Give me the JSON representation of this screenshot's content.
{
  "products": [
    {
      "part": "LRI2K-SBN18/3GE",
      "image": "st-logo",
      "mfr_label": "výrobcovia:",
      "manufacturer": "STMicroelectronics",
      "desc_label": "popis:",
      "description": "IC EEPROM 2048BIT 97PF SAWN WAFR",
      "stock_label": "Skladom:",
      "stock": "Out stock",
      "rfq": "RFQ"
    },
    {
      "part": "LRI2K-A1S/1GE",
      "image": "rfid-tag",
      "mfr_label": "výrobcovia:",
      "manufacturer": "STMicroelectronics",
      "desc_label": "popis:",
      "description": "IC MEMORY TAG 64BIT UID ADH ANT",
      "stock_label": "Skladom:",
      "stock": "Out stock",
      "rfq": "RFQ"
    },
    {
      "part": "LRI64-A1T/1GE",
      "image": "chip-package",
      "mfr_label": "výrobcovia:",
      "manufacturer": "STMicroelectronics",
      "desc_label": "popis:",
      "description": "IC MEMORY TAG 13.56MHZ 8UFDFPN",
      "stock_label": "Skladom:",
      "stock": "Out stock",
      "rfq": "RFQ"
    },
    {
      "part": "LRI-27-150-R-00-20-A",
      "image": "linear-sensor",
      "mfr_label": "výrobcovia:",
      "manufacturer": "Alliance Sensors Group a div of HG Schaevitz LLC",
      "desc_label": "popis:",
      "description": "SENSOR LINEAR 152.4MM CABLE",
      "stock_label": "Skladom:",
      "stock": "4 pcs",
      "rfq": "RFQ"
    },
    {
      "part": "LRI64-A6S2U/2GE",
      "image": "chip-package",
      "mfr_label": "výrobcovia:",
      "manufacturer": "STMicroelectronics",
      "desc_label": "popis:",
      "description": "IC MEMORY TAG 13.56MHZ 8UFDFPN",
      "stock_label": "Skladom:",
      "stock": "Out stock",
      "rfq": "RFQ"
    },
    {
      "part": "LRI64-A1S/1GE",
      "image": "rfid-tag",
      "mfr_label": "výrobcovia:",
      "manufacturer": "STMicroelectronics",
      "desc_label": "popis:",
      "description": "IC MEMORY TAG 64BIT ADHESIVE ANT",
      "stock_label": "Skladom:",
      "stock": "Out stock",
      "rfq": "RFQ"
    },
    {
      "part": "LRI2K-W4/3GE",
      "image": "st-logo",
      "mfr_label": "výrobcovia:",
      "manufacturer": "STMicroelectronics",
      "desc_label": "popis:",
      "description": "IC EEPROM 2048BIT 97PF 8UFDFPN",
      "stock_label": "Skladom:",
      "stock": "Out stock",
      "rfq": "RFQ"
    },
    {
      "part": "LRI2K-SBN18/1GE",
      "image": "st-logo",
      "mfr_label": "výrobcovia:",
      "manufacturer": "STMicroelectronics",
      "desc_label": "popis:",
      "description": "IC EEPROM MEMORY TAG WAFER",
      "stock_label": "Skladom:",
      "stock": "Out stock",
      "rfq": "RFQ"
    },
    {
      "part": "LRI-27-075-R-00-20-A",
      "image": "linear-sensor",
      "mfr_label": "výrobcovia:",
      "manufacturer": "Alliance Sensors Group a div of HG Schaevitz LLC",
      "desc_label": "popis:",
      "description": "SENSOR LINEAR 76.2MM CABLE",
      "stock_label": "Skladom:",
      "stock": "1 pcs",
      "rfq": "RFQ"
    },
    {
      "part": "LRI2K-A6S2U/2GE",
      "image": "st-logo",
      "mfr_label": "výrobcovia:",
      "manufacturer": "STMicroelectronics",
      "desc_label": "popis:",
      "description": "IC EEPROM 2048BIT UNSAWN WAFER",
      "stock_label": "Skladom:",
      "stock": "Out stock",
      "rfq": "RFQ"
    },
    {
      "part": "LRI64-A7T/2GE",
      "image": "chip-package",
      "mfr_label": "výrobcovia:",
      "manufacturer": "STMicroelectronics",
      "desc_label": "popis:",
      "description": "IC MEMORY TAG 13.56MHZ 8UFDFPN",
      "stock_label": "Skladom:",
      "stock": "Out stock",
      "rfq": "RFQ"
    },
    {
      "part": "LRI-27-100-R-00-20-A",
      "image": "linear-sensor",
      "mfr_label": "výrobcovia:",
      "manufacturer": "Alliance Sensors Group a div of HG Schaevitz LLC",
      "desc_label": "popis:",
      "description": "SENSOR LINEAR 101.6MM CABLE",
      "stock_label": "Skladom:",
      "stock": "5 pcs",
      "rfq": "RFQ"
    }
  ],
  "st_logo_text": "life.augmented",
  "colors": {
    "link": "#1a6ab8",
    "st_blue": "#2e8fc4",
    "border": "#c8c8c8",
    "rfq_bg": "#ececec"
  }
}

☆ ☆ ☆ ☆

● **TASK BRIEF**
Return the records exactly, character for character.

● **FINISHED TASK**
Give me the JSON representation of this screenshot's content.
{
  "products": [
    {
      "part": "LRI2K-SBN18/3GE",
      "image": "st-logo",
      "mfr_label": "výrobcovia:",
      "manufacturer": "STMicroelectronics",
      "desc_label": "popis:",
      "description": "IC EEPROM 2048BIT 97PF SAWN WAFR",
      "stock_label": "Skladom:",
      "stock": "Out stock",
      "rfq": "RFQ"
    },
    {
      "part": "LRI2K-A1S/1GE",
      "image": "rfid-tag",
      "mfr_label": "výrobcovia:",
      "manufacturer": "STMicroelectronics",
      "desc_label": "popis:",
      "description": "IC MEMORY TAG 64BIT UID ADH ANT",
      "stock_label": "Skladom:",
      "stock": "Out stock",
      "rfq": "RFQ"
    },
    {
      "part": "LRI64-A1T/1GE",
      "image": "chip-package",
      "mfr_label": "výrobcovia:",
      "manufacturer": "STMicroelectronics",
      "desc_label": "popis:",
      "description": "IC MEMORY TAG 13.56MHZ 8UFDFPN",
      "stock_label": "Skladom:",
      "stock": "Out stock",
      "rfq": "RFQ"
    },
    {
      "part": "LRI-27-150-R-00-20-A",
      "image": "linear-sensor",
      "mfr_label": "výrobcovia:",
      "manufacturer": "Alliance Sensors Group a div of HG Schaevitz LLC",
      "desc_label": "popis:",
      "description": "SENSOR LINEAR 152.4MM CABLE",
      "stock_label": "Skladom:",
      "stock": "4 pcs",
      "rfq": "RFQ"
    },
    {
      "part": "LRI64-A6S2U/2GE",
      "image": "chip-package",
      "mfr_label": "výrobcovia:",
      "manufacturer": "STMicroelectronics",
      "desc_label": "popis:",
      "description": "IC MEMORY TAG 13.56MHZ 8UFDFPN",
      "stock_label": "Skladom:",
      "stock": "Out stock",
      "rfq": "RFQ"
    },
    {
      "part": "LRI64-A1S/1GE",
      "image": "rfid-tag",
      "mfr_label": "výrobcovia:",
      "manufacturer": "STMicroelectronics",
      "desc_label": "popis:",
      "description": "IC MEMORY TAG 64BIT ADHESIVE ANT",
      "stock_label": "Skladom:",
      "stock": "Out stock",
      "rfq": "RFQ"
    },
    {
      "part": "LRI2K-W4/3GE",
      "image": "st-logo",
      "mfr_label": "výrobcovia:",
      "manufacturer": "STMicroelectronics",
      "desc_label": "popis:",
      "description": "IC EEPROM 2048BIT 97PF 8UFDFPN",
      "stock_label": "Skladom:",
      "stock": "Out stock",
      "rfq": "RFQ"
    },
    {
      "part": "LRI2K-SBN18/1GE",
      "image": "st-logo",
      "mfr_label": "výrobcovia:",
      "manufacturer": "STMicroelectronics",
      "desc_label": "popis:",
      "description": "IC EEPROM MEMORY TAG WAFER",
      "stock_label": "Skladom:",
      "stock": "Out stock",
      "rfq": "RFQ"
    },
    {
      "part": "LRI-27-075-R-00-20-A",
      "image": "linear-sensor",
      "mfr_label": "výrobcovia:",
      "manufacturer": "Alliance Sensors Group a div of HG Schaevitz LLC",
      "desc_label": "popis:",
      "description": "SENSOR LINEAR 76.2MM CABLE",
      "stock_label": "Skladom:",
      "stock": "1 pcs",
      "rfq": "RFQ"
    },
    {
      "part": "LRI2K-A6S2U/2GE",
      "image": "st-logo",
      "mfr_label": "výrobcovia:",
      "manufacturer": "STMicroelectronics",
      "desc_label": "popis:",
      "description": "IC EEPROM 2048BIT UNSAWN WAFER",
      "stock_label": "Skladom:",
      "stock": "Out stock",
      "rfq": "RFQ"
    },
    {
      "part": "LRI64-A7T/2GE",
      "image": "chip-package",
      "mfr_label": "výrobcovia:",
      "manufacturer": "STMicroelectronics",
      "desc_label": "popis:",
      "description": "IC MEMORY TAG 13.56MHZ 8UFDFPN",
      "stock_label": "Skladom:",
      "stock": "Out stock",
      "rfq": "RFQ"
    },
    {
      "part": "LRI-27-100-R-00-20-A",
      "image": "linear-sensor",
      "mfr_label": "výrobcovia:",
      "manufacturer": "Alliance Sensors Group a div of HG Schaevitz LLC",
      "desc_label": "popis:",
      "description": "SENSOR LINEAR 101.6MM CABLE",
      "stock_label": "Skladom:",
      "stock": "5 pcs",
      "rfq": "RFQ"
    }
  ],
  "st_logo_text": "life.augmented",
  "colors": {
    "link": "#1a6ab8",
    "st_blue": "#2e8fc4",
    "border": "#c8c8c8",
    "rfq_bg": "#ececec"
  }
}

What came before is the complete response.